Share on FacebookTweet about this on TwitterEmail this to someone
Share on FacebookTweet about this on TwitterEmail this to someone
Photos courtesy of One Stop Richmond Hill Community Center
Photos courtesy of One Stop Richmond Hill Community Center

A Richmond Hill community center is putting local kids face-to-face with some of the country’s leading scientists for a one-of-a-kind learning experience.

Simcha Waisman, president of the One Stop Richmond Hill Community Center, has been running the video conferencing program for 16 years. First approached by a local teacher with the idea, the two have worked together to grow and expand the program.

“We’ve made big strides,” Waisman said. “Talking to NASA, astronauts, engineers. And slowly but surely, that’s how we developed this great program.”

This year, students in the program will have the ability to speak with scientists from NASA’s Johnson Space Center and the St. Louis Zoo through video conferencing technology, putting a wealth of scientific knowledge at their fingertips.

During the video conferencing sessions, Waisman explained, the kids are in charge.

“The kids are the only ones asking question,” Waisman said. “The kids have to do research, come up with questions they want [answered]. They make the questions. We only supervise them.”

DSCF6340

Through the experience, the young students learn valuable life skills, including problem solving, teamwork and public speaking.

“They learn how to talk; how to communicate,” Waisman said. “It’s not easy for the kids to stand in front of the microphone. But by the time they finish the program, they are fluent.”

After each session is done, the organizer said, students are buzzing with excitement as they wait for their parents and guardians to pick them up.

“They are so excited, you can hear them on the way out explaining to their parents what they learned,” Waisman said.

The program, which is completely free to students, is kept going with funding from local politicians and generous donations from the community, Waisman explained. Each year, the organizer approaches local schools and churches about the program. Interested students then go through an application process, which includes a recommendation from a teacher.

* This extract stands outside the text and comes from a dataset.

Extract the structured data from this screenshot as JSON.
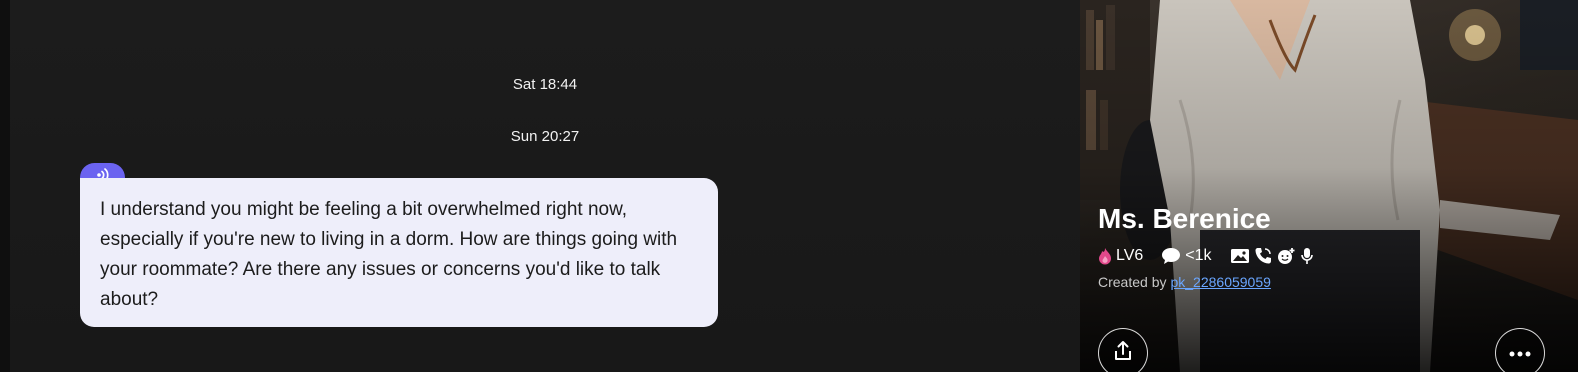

“It’s not for me; it’s for the kids,” he said. “Nobody else has this kind of program around us. We are the only community center in eastern corridor in the U.S. doing what we’re doing.”

This summer, the program will run from July 18 to 27 at the center on 110th Street and Jamaica Avenue.

Richmond Hill

Comments:

Join The Discussion



Popular Stories
Photo via Twitter/@NYPD111Pct
Police tow 13 illegally parked cars outside of Bayside car dealership in overnight sting
Photo via Pxhere
Middle Village man kept friend tied to his bed and drugged him for two weeks: cops
87-40 165th St., Jamaica
Here are the top 10 'worst buildings' in Queens with the most code violations


Skip to toolbar